SEOUL (Reuters) - South Koreans, who lunch religiously between midday and 1 p.m., can now get an extra treat through a smartphone app that promises to help singles find their one true love.
In a country with the longest working hours among rich industrialised nations, and where 8 million of its 50 million people are thought to be single, the i-um app, which means “to connect”, offers detailed profiles and photographs to help match up busy singles.
Subscribers register and submit photographs and personal information.
Then at exactly 12:30 p.m. each day they receive a message through a stylised “lunchbox” showing the match of the day - and if both parties click “okay”, they receive the other’s name and phone number.
“At 12:30 p.m., the hour and the minute hand make a straight line. That means that both the man and the woman we connect can become one,” said Park Hee-eun, who founded the company that developed the app in 2011.
“We (also) chose 12:30 p.m. because it is when people are most relaxed so they can just open the lunch box we deliver in a laid-back manner.”

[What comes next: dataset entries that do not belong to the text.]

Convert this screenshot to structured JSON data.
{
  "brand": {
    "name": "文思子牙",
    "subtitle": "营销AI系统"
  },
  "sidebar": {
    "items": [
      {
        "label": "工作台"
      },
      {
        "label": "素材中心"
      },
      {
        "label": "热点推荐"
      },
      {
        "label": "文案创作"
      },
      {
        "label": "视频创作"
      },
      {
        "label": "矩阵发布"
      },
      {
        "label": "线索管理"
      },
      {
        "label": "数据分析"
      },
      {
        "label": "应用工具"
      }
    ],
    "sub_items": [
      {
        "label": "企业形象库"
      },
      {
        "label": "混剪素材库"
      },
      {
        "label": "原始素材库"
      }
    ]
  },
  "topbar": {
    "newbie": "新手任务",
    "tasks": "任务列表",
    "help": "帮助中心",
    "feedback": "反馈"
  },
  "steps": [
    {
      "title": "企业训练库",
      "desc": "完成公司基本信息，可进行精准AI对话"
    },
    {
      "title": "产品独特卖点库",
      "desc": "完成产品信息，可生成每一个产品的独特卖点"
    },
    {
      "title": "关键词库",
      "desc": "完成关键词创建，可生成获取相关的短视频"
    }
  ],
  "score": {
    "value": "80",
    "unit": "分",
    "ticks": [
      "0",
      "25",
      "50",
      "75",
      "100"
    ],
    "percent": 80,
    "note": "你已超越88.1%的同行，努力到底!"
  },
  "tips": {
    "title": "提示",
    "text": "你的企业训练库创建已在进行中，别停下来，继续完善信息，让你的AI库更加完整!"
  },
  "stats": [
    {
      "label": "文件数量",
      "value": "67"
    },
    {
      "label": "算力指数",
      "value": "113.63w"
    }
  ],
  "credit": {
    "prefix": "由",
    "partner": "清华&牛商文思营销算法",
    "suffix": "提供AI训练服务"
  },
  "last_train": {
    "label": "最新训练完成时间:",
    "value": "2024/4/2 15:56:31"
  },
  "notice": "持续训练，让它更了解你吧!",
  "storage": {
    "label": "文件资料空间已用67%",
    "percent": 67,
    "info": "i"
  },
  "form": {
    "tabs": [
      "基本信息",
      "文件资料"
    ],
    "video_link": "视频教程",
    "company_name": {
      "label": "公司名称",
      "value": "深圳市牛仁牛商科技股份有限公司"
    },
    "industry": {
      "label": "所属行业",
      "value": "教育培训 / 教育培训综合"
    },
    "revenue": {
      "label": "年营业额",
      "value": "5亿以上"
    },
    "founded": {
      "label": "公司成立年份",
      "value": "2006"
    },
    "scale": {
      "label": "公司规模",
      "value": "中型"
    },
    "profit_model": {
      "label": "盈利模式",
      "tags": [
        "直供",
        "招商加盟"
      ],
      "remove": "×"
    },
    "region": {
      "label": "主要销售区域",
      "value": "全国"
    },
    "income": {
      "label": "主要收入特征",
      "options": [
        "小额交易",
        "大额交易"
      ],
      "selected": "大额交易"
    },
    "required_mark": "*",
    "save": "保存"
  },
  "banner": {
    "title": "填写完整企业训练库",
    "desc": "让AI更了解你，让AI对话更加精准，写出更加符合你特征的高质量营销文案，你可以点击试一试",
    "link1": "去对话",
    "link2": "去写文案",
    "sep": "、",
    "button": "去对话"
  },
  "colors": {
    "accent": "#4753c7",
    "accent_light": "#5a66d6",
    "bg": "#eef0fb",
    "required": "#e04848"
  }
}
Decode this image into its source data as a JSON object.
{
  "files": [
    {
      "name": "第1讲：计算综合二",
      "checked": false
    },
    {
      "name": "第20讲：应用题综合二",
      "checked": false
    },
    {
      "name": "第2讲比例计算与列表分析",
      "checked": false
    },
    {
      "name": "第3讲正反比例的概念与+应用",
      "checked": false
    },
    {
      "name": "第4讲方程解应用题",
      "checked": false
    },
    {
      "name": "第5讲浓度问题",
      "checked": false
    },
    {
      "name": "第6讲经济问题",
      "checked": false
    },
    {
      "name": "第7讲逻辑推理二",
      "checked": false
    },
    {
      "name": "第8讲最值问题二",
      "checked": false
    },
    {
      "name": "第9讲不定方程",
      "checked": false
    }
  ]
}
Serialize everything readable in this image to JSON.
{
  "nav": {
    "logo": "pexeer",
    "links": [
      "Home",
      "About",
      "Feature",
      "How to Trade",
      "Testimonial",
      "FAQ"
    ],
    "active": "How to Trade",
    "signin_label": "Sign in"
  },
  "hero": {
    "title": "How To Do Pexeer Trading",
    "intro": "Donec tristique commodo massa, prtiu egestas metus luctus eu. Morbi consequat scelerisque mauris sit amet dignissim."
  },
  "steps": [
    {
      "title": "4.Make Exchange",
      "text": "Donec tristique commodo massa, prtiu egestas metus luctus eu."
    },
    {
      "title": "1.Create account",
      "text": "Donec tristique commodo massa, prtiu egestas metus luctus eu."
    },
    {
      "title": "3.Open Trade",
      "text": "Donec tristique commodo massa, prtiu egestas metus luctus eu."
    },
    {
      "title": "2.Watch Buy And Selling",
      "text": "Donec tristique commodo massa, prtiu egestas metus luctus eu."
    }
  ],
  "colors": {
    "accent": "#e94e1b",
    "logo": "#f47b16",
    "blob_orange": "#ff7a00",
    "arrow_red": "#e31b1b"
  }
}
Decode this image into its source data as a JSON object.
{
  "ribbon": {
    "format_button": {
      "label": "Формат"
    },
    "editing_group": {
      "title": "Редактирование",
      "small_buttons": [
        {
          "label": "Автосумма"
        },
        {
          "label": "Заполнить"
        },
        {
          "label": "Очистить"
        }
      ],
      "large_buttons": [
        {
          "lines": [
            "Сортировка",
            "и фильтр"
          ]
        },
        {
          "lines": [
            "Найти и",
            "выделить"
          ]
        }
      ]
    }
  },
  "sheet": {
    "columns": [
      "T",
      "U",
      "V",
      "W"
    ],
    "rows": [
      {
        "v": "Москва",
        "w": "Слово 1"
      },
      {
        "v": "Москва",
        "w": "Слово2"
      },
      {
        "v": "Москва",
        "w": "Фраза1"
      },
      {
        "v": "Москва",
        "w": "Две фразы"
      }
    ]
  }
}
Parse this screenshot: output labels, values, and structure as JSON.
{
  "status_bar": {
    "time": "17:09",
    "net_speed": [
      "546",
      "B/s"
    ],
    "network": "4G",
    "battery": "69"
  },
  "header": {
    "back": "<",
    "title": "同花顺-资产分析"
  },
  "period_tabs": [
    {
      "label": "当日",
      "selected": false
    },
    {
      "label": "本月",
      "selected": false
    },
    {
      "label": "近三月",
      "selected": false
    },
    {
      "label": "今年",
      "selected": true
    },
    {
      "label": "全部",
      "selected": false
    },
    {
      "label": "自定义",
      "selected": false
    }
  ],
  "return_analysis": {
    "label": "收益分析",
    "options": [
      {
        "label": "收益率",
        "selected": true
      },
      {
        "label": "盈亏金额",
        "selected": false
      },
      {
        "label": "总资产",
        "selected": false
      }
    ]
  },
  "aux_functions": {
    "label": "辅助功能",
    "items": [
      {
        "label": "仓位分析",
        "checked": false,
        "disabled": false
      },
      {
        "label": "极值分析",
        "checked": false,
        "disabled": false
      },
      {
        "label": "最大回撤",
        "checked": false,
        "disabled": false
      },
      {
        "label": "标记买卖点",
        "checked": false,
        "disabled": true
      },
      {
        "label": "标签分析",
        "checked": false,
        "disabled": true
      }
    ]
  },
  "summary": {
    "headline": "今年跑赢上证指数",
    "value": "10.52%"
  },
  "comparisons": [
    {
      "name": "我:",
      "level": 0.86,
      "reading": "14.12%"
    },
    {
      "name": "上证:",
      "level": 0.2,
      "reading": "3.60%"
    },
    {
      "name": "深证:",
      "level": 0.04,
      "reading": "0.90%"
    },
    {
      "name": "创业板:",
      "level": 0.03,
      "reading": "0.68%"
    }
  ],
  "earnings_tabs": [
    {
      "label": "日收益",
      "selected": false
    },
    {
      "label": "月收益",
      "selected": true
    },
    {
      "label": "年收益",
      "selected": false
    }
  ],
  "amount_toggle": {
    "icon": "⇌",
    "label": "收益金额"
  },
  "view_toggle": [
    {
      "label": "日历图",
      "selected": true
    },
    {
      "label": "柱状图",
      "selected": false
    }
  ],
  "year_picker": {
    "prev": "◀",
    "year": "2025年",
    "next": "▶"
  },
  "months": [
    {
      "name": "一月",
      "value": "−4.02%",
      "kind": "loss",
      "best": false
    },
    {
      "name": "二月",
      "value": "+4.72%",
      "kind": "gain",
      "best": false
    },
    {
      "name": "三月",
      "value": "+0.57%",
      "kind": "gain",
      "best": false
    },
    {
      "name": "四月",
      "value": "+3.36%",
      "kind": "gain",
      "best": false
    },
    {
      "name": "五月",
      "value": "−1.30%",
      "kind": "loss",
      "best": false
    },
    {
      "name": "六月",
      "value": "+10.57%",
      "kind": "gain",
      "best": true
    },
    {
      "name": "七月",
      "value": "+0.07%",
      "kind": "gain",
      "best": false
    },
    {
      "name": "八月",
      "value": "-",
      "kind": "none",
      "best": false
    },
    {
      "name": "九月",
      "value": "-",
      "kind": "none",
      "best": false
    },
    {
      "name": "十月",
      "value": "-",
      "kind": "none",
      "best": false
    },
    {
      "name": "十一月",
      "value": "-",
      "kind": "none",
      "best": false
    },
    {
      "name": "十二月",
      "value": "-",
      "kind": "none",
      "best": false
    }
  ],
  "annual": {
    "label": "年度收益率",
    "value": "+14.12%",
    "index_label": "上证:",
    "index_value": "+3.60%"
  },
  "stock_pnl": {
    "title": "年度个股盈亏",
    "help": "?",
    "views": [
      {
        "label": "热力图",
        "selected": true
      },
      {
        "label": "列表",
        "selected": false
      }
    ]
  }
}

The app now has 800,000 subscribers and Park says that so far, 56 people have successfully found mates.
“App dating was my last-ditch effort, (I was) grabbing at straws,” said Lee Ji-sun, a 33-year-old businesswoman who last month married the man she met through the app.
Reporting By Narae Kim; Editing By Elaine Lies